▶ Work instruction
How many lines in the data hold the string "role"? State the number alone.

(Page and application data records)
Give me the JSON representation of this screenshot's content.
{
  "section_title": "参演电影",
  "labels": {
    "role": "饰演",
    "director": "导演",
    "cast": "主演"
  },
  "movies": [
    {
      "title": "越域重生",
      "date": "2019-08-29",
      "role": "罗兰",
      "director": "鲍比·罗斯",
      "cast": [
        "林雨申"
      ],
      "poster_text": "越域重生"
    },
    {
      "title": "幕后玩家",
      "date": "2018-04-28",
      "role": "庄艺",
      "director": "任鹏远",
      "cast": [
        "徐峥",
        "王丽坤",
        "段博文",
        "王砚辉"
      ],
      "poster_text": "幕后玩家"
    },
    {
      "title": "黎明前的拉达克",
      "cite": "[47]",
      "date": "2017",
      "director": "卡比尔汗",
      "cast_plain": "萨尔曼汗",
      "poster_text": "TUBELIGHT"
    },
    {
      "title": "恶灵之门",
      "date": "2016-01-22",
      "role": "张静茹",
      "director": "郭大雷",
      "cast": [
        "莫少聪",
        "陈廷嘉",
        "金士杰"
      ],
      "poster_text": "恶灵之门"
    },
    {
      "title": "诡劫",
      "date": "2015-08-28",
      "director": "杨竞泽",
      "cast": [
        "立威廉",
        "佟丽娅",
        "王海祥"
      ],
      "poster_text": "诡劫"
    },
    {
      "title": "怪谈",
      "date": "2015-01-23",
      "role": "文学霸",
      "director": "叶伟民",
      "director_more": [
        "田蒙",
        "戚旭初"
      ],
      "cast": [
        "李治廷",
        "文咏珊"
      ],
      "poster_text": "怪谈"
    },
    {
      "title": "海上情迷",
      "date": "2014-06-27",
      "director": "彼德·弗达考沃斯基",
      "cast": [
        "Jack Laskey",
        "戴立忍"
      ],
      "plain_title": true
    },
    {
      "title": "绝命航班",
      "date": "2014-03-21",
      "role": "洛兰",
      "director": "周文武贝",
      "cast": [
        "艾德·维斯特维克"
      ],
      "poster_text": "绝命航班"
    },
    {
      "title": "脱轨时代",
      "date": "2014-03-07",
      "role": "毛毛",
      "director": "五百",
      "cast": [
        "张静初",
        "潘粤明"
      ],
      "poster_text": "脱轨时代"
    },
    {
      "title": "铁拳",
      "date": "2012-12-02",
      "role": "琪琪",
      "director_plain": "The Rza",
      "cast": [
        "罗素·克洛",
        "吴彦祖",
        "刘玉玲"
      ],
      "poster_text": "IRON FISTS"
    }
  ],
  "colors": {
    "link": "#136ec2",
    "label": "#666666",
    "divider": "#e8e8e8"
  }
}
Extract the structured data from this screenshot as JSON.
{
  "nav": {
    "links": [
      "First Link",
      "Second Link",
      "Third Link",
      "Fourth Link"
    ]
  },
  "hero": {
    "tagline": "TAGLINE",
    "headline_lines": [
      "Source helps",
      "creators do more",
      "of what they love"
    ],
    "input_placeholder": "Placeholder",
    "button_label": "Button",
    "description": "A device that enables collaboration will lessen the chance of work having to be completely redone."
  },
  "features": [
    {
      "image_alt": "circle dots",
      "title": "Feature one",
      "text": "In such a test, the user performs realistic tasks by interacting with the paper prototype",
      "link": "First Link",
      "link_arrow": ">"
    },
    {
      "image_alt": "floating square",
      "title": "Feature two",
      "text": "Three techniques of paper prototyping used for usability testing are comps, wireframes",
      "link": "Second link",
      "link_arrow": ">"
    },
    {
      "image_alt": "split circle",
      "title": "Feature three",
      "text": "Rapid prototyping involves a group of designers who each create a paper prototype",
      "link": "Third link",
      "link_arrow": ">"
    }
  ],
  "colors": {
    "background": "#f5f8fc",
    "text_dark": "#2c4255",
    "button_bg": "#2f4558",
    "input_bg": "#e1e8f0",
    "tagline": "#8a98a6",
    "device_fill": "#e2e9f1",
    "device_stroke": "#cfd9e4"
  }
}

▶ Answer section
8